Thanks for the recipe. So far I don't really have a clue where to buy these ingredients from, but I suppose it's something I will look into in time. We are limited with colours in class - only the brown/black slip and for glazes we have white, cream, honey, blue, green and brown.

Do you think it's better to colour a piece with slip and then use clear glaze, or use coloured glazes? Then of course there are underglazes which I know nothing about! I need to get reading! My tutor openly admits that he's not really into glazing - he likes rough pieces and raku firing rather than pretty detailed pieces. I think you're right about the cost. He's always going on about the price of red stain, which we don't use.

You definitely should have a crown! :)

Leanne Pizio said...

You shouldn't be shy!
I am just a crunchy potter!
My hubby just told me about skype...interesting!
We should skype. I'll have to download it.

You probably have a local clay store where you can get these chemicals. Your clay teacher can tell you where he orders from.

About glazing...
I would try everything. I personally do try everything. I use colored glazes over the slip carved pieces to see what they will do. For me glazing is one big experiment and I try not to be disappointed when things go bad. (I'll post last weeks nasties)
You can also use glazes layered over each other but if the glazes are too thick they will run....
I 'll have to download skype.
I'll get back to you.
Too much info for bloggin

Undaunted said...

Ooh great! You'll be able to show me examples over the webcam! :D

Leanne Pizio said...

Hey Un D,
Downloaded skype but can't find my microphone yet. Will let you know when I do and you can give me a tutorial on how to actually do it. I'm sure it's simple but I am not so great at computers.

Undaunted said...

well we're pretty new to skype ourselves! I'm sure we can sort it out between us though - hubby's used it a few times now. It's actually hubby's granddad that got us using skype! He's been using it for years! We'll have to arrange a time due to time zones - I have no idea of the time difference. Here in the uk we have just put our clocks back an hour for winter, I don't know if you do that in the US or not. Hey, I'm actually typing this on my mobile phone! Technology these days eh? (I can skype on my phone too but there's no video)

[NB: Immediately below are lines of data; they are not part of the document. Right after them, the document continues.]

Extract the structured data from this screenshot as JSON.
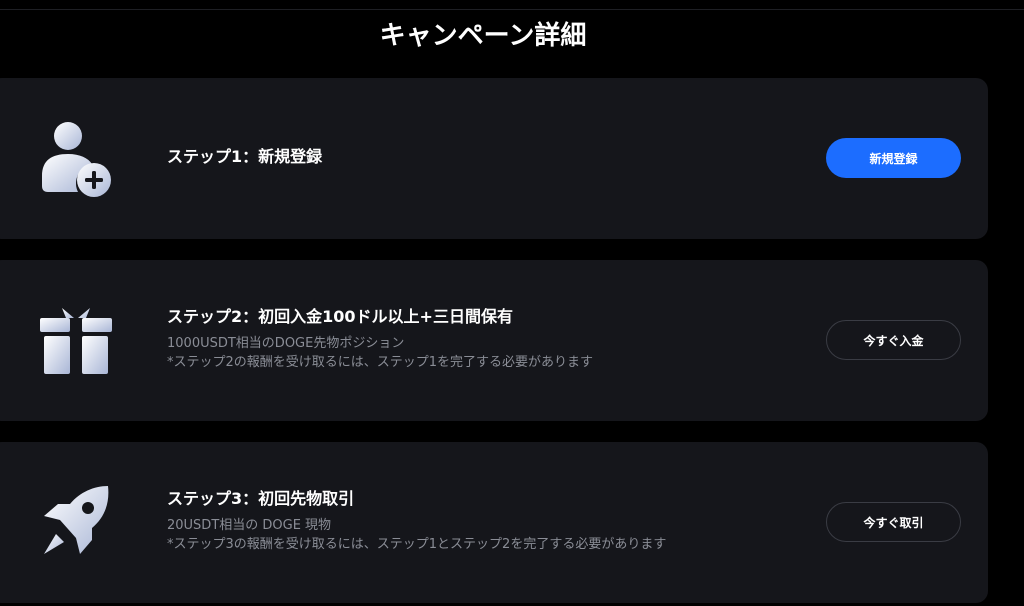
{
  "page": {
    "title": "キャンペーン詳細"
  },
  "steps": [
    {
      "title": "ステップ1：新規登録",
      "button_label": "新規登録",
      "icon": "user-add-icon"
    },
    {
      "title": "ステップ2：初回入金100ドル以上+三日間保有",
      "desc": [
        "1000USDT相当のDOGE先物ポジション",
        "*ステップ2の報酬を受け取るには、ステップ1を完了する必要があります"
      ],
      "button_label": "今すぐ入金",
      "icon": "gift-icon"
    },
    {
      "title": "ステップ3：初回先物取引",
      "desc": [
        "20USDT相当の DOGE 現物",
        "*ステップ3の報酬を受け取るには、ステップ1とステップ2を完了する必要があります"
      ],
      "button_label": "今すぐ取引",
      "icon": "rocket-icon"
    }
  ],
  "colors": {
    "background": "#000000",
    "card": "#15161b",
    "primary_button": "#1c6dff",
    "muted_text": "#8a8d96"
  }
}
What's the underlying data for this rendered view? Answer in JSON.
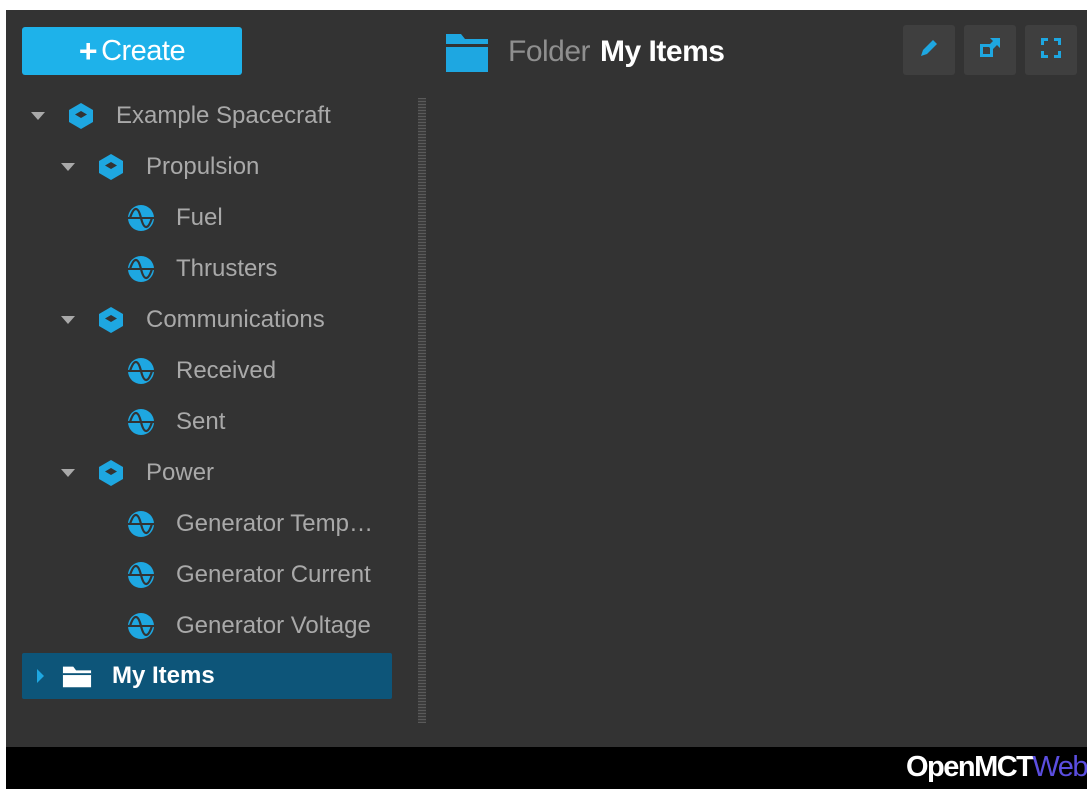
{
  "create_button": {
    "label": "Create",
    "icon": "plus-icon"
  },
  "tree": {
    "items": [
      {
        "label": "Example Spacecraft",
        "icon": "cube-icon",
        "expanded": true
      },
      {
        "label": "Propulsion",
        "icon": "cube-icon",
        "expanded": true
      },
      {
        "label": "Fuel",
        "icon": "telemetry-icon"
      },
      {
        "label": "Thrusters",
        "icon": "telemetry-icon"
      },
      {
        "label": "Communications",
        "icon": "cube-icon",
        "expanded": true
      },
      {
        "label": "Received",
        "icon": "telemetry-icon"
      },
      {
        "label": "Sent",
        "icon": "telemetry-icon"
      },
      {
        "label": "Power",
        "icon": "cube-icon",
        "expanded": true
      },
      {
        "label": "Generator Temp…",
        "icon": "telemetry-icon"
      },
      {
        "label": "Generator Current",
        "icon": "telemetry-icon"
      },
      {
        "label": "Generator Voltage",
        "icon": "telemetry-icon"
      },
      {
        "label": "My Items",
        "icon": "folder-icon",
        "expanded": false,
        "selected": true
      }
    ]
  },
  "object_header": {
    "type_label": "Folder",
    "name": "My Items",
    "icon": "folder-icon"
  },
  "toolbar": {
    "edit_icon": "pencil-icon",
    "new_window_icon": "new-window-icon",
    "fullscreen_icon": "fullscreen-icon"
  },
  "footer": {
    "brand_primary": "OpenMCT",
    "brand_secondary": "Web"
  },
  "colors": {
    "accent": "#1eb2ea",
    "selection": "#0d5579",
    "background": "#333333",
    "footer": "#000000",
    "brand_secondary": "#5b4ee0"
  }
}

ArtPropelled said...

The Bird Queen series is great! I love the Bird Queen platter with the crows. I'm wondering if Queen Crafty has tried her hand at clay. With you for a, how lucky she is!

ArtPropelled said...

P.S. Thanks for the mention

Undaunted said...

Hi Leanne,

This isn't the recipe I saw on pink glazes, but I found this link on Cynthia's website and thought it might be useful. And Cynthia posts her results here.

I think what I saw was a back issue of a ceramics magazine.

Musings of a Mom said...

When I saw the Bird Queen platter, I was just taken aback at how it embraces the story. The carving just made it come alive in my head. Can't wait to see it in person.

Love you bunches!

Sister T

lynne h said...

oh my, leanne! the bird queen platter is fabulous! as is everything else in this post! leaves and birds and trees and queens... can there be more of what i love in one spot? i'm just crazy about your art...

Jacky said...

Your Bird Queen Series are amazing...especially love the platter with the Bird Queen.

You are a wonderful potter, I love the birds in your pieces - both clay and drawings. YOu make me want to learn how to make pots (I am actually reading a novel at the moment, "A Cup of Light" about the pottery of early China).

Leanne Pizio said...

Hey Robyn,
She has done clay with me and with another teacher and she is very good at it. I hope she will get into it more and more as she gets older. She is a good carver too!

Un D,
Thanks for the link!
I am excited to try the recipes.
Love the pinks on this page.

Hey Sister T,
So glad you like the images. I think I am getting better at the illustration of the story. Now if I could just finish writing it...

Thanks so much Lynne and Jacky!
Your words make my heart lift!

Jacky you should try your hand at clay. I bet you would be amazing.
I am going to try to find that book. It sounds like my king of novel.

Zom said...

What wonderful images that you create on your ceramics. I am so impressed.

Leanne Pizio said...

Thanks bunches Zom! Your work is pretty amazing and inspiring.